An arrangement, invented by John Harrison and found only in chronometers and first-class watches, for preventing the declining power of the mainspring as it unwinds from creating a loss of pace at the balance. Â (The fusee cannot do this precisely enough.) Â The remontoire consists of a small slave
A clock or watch that chimes the last completed hour (and often the quarter-hours as well) when a plunger or slider is operated. Â The necessary mechanism is usually housed between the dial and the front plate, so that it adds very little to the bulk of the watch; Â this compactness is possible becau

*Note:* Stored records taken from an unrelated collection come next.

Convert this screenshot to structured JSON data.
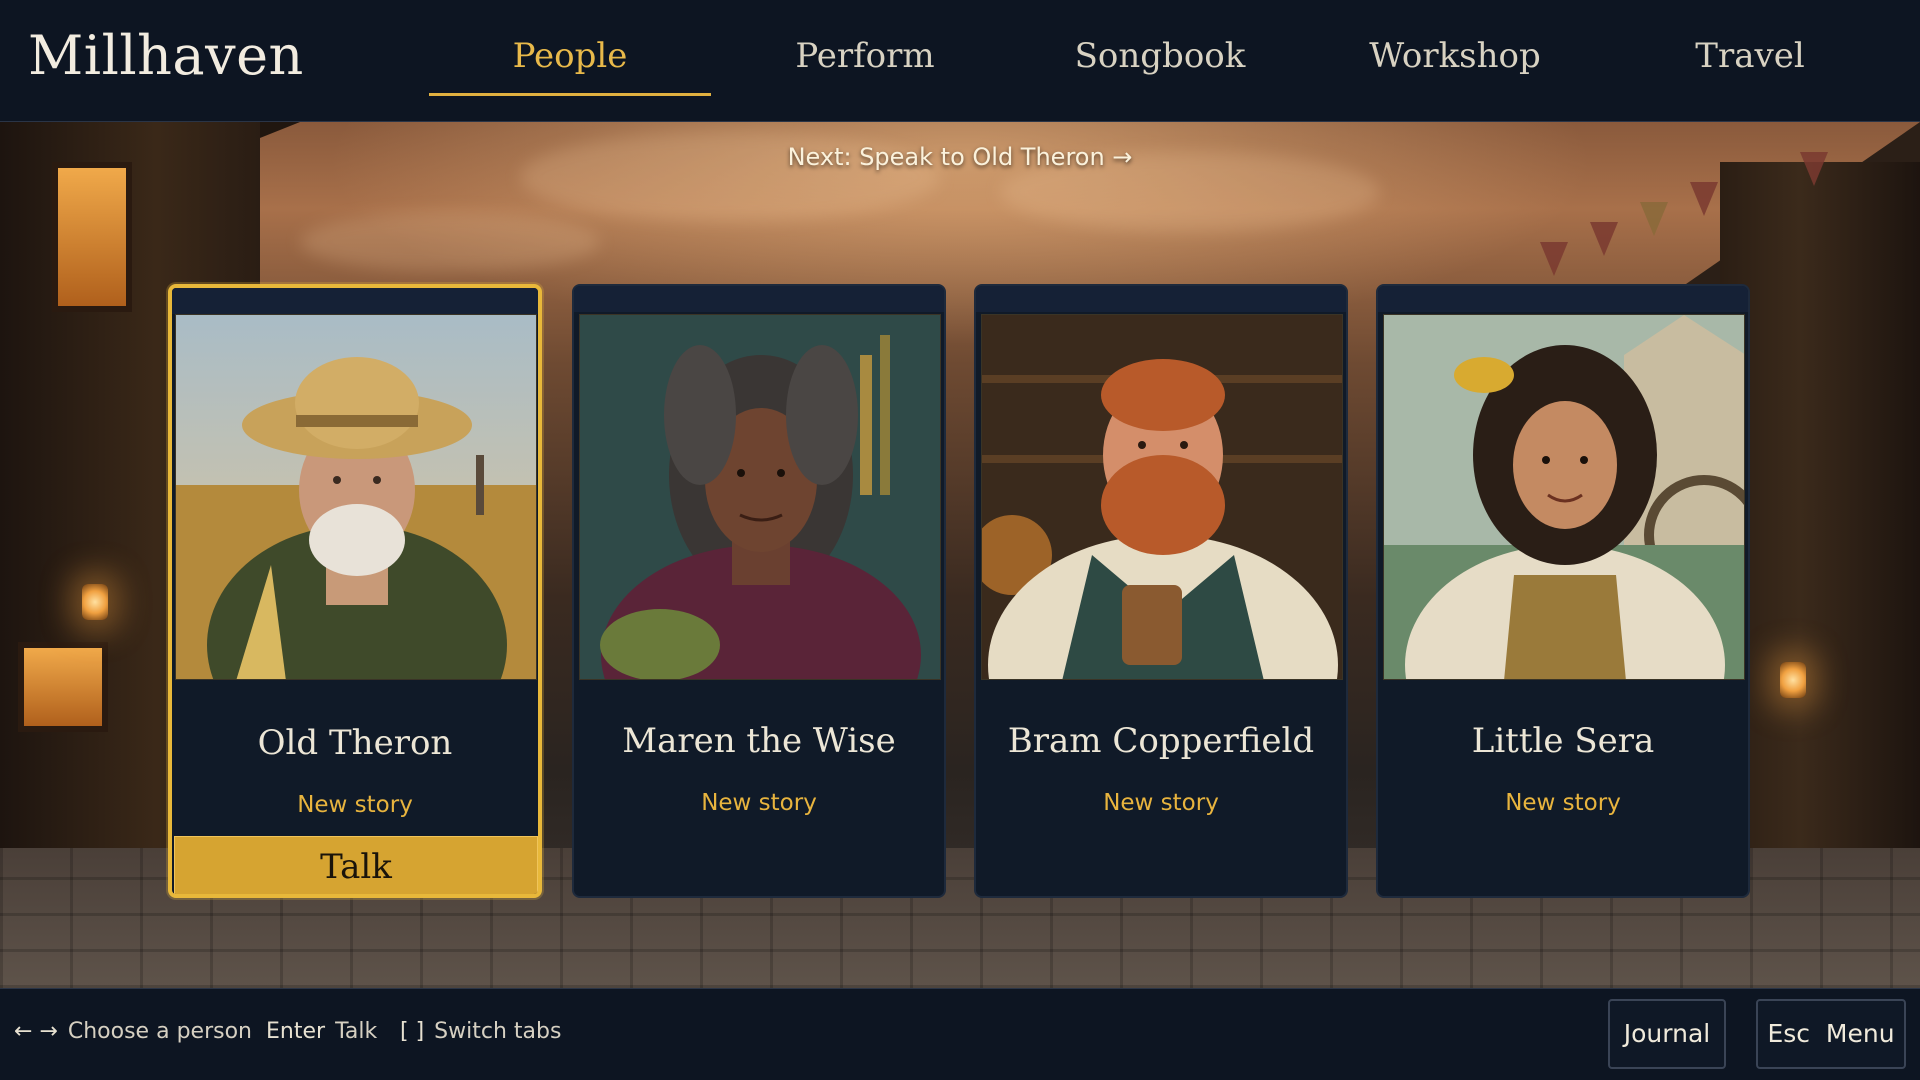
{
  "app": {
    "title": "Millhaven"
  },
  "nav": {
    "tabs": [
      {
        "label": "People",
        "active": true
      },
      {
        "label": "Perform",
        "active": false
      },
      {
        "label": "Songbook",
        "active": false
      },
      {
        "label": "Workshop",
        "active": false
      },
      {
        "label": "Travel",
        "active": false
      }
    ]
  },
  "objective": {
    "text": "Next: Speak to Old Theron →"
  },
  "people": [
    {
      "name": "Old Theron",
      "status": "New story",
      "selected": true,
      "action": "Talk"
    },
    {
      "name": "Maren the Wise",
      "status": "New story",
      "selected": false
    },
    {
      "name": "Bram Copperfield",
      "status": "New story",
      "selected": false
    },
    {
      "name": "Little Sera",
      "status": "New story",
      "selected": false
    }
  ],
  "footer": {
    "hints": [
      {
        "key": "← →",
        "label": "Choose a person"
      },
      {
        "key": "Enter",
        "label": "Talk"
      },
      {
        "key": "[ ]",
        "label": "Switch tabs"
      }
    ],
    "journal_label": "Journal",
    "menu_key": "Esc",
    "menu_label": "Menu"
  },
  "colors": {
    "accent": "#e8b83a",
    "panel": "#101a28",
    "bar": "#0d1522"
  }
}
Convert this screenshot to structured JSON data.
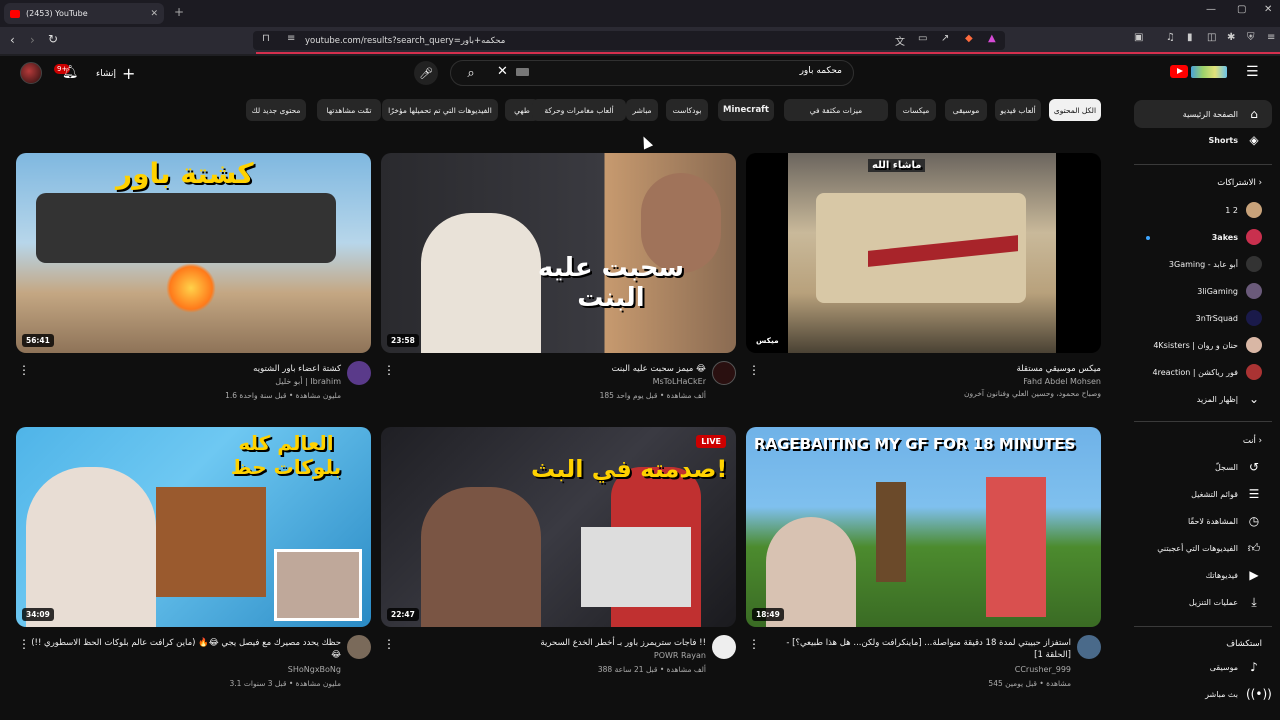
{
  "browser": {
    "tab_title": "(2453) YouTube",
    "url": "youtube.com/results?search_query=محكمه+باور"
  },
  "header": {
    "notifications_badge": "9+",
    "create_label": "إنشاء",
    "search_query": "محكمه باور"
  },
  "chips": [
    "الكل المحتوى",
    "ألعاب فيديو",
    "موسيقى",
    "ميكسات",
    "ميزات مكثفة في",
    "Minecraft",
    "بودكاست",
    "Minecraft",
    "مباشر",
    "ألعاب مغامرات وحركة",
    "طهي",
    "الفيديوهات التي تم تحميلها مؤخرًا",
    "تمّت مشاهدتها",
    "محتوى جديد لك"
  ],
  "sidebar": {
    "home": "الصفحة الرئيسية",
    "shorts": "Shorts",
    "subscriptions_title": "الاشتراكات",
    "subscriptions": [
      "1 2",
      "3akes",
      "3Gaming - أبو عابد",
      "3liGaming",
      "3nTrSquad",
      "4Ksisters | حنان و روان",
      "4reaction | فور رياكشن"
    ],
    "show_more": "إظهار المزيد",
    "you_title": "أنت",
    "you_items": [
      "السجلّ",
      "قوائم التشغيل",
      "المشاهدة لاحقًا",
      "الفيديوهات التي أعجبتني",
      "فيديوهاتك",
      "عمليات التنزيل"
    ],
    "explore_title": "استكشاف",
    "explore_items": [
      "موسيقى",
      "بث مباشر"
    ]
  },
  "videos": [
    {
      "title": "ميكس موسيقي مستقلة",
      "channel": "Fahd Abdel Mohsen",
      "stats": "وصباح محمود، وحسين العلي وفنانون آخرون",
      "duration": "ميكس",
      "thumb_text": "ماشاء الله"
    },
    {
      "title": "ميمز سحبت عليه البنت 😂",
      "channel": "MsToLHaCkEr",
      "stats": "185 ألف مشاهدة • قبل يوم واحد",
      "duration": "23:58",
      "thumb_text": "سحبت عليه البنت"
    },
    {
      "title": "كشتة اعضاء باور الشتويه",
      "channel": "أبو خليل | Ibrahim",
      "stats": "1.6 مليون مشاهدة • قبل سنة واحدة",
      "duration": "56:41",
      "thumb_text": "كشتة باور"
    },
    {
      "title": "استفزاز حبيبتي لمدة 18 دقيقة متواصلة... [ماينكرافت ولكن... هل هذا طبيعي؟] - [الحلقة 1]",
      "channel": "CCrusher_999",
      "stats": "545 مشاهدة • قبل يومين",
      "duration": "18:49",
      "thumb_text": "RAGEBAITING MY GF FOR 18 MINUTES"
    },
    {
      "title": "فاجات ستريمرز باور بـ أخطر الخدع السحرية !!",
      "channel": "POWR Rayan",
      "stats": "388 ألف مشاهدة • قبل 21 ساعة",
      "duration": "22:47",
      "thumb_text": "صدمته في البث!"
    },
    {
      "title": "حظك يحدد مصيرك مع فيصل يجي 😂🔥 (ماين كرافت عالم بلوكات الحظ الاسطوري !!) 😂",
      "channel": "SHoNgxBoNg",
      "stats": "3.1 مليون مشاهدة • قبل 3 سنوات",
      "duration": "34:09",
      "thumb_text": "العالم كله بلوكات حظ"
    }
  ],
  "badge_live": "LIVE",
  "colors": {
    "accent": "#ff0000",
    "bg": "#0f0f0f",
    "chip": "#272727",
    "url_underline": "#d4304e"
  }
}
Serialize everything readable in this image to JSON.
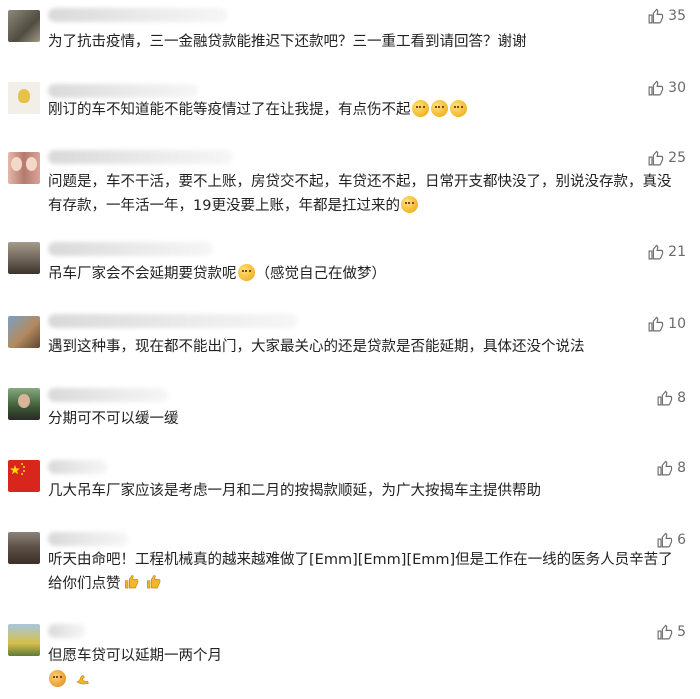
{
  "comments": [
    {
      "likes": "35",
      "text": "为了抗击疫情，三一金融贷款能推迟下还款吧？三一重工看到请回答？谢谢",
      "avatar_color": "#6d6a5a"
    },
    {
      "likes": "30",
      "text": "刚订的车不知道能不能等疫情过了在让我提，有点伤不起",
      "avatar_color": "#e9e3d6"
    },
    {
      "likes": "25",
      "text": "问题是，车不干活，要不上账，房贷交不起，车贷还不起，日常开支都快没了，别说没存款，真没有存款，一年活一年，19更没要上账，年都是扛过来的",
      "avatar_color": "#c98f86"
    },
    {
      "likes": "21",
      "text": "吊车厂家会不会延期要贷款呢",
      "text_suffix": "（感觉自己在做梦）",
      "avatar_color": "#7c6f5f"
    },
    {
      "likes": "10",
      "text": "遇到这种事，现在都不能出门，大家最关心的还是贷款是否能延期，具体还没个说法",
      "avatar_color": "#8a6a4e"
    },
    {
      "likes": "8",
      "text": "分期可不可以缓一缓",
      "avatar_color": "#3e5a3c"
    },
    {
      "likes": "8",
      "text": "几大吊车厂家应该是考虑一月和二月的按揭款顺延，为广大按揭车主提供帮助",
      "avatar_color": "#d8261c"
    },
    {
      "likes": "6",
      "text": "听天由命吧！工程机械真的越来越难做了[Emm][Emm][Emm]但是工作在一线的医务人员辛苦了给你们点赞",
      "avatar_color": "#6a6055"
    },
    {
      "likes": "5",
      "text": "但愿车贷可以延期一两个月",
      "avatar_color": "#8fb0c9"
    }
  ],
  "icons": {
    "like": "thumbs-up-outline-icon",
    "emoji": "smiley-face-icon"
  }
}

A device which enables the hands of a key-set or stem-set watch to be moved without disturbing its running. Â (Moving the hands on a watch without this provision can produce some very odd consequences, especially if they are moved anti-clockwise; Â a lever watch may actually run backwards in this sit
A polished steel disc mounted on the balance-staff of a lever watch. Â The side that faces towards the lever (when the watch is at rest) has a sector cut out of it, and just inboard of this stands the impulse-pin (a peg made of ruby), which engages in the fork of the lever.
Roskopf, G. F.
(1813-1889) Â German watchmaker who settled in Chaux-de-Fonds, Switzerland, and set up a factory to produce a watch of consistently sound quality at a lower price than had previously been possible. Â He did this by applying American production-line methods and by simplifying the train, which had onl
(French) Ruby. Â In the inscriptions on the cuvettes of French and Swiss watches, the jewels tend to be described as rubis rather than by the more general word joyeaux (â€˜jewels`).
The mineral most commonly used for jewels. Â Sapphire, amethyst and aquamarine have also been applied.
Alternative (mainly U.S.) name for reversing pinion.
A second roller, mounted closer to the balance-wheel than the roller which carries the impulse-pin, and with a curved notch on one side into which the dart fits.
A variant of the lever escapement with two pins on the roller (for locking) and a third on the lever itself, engaging in a deeper than usual notch in the roller, for impulse; Â invented by George Savage, a Yorkshire watchmaker who eventually settled in Canada (?-1855).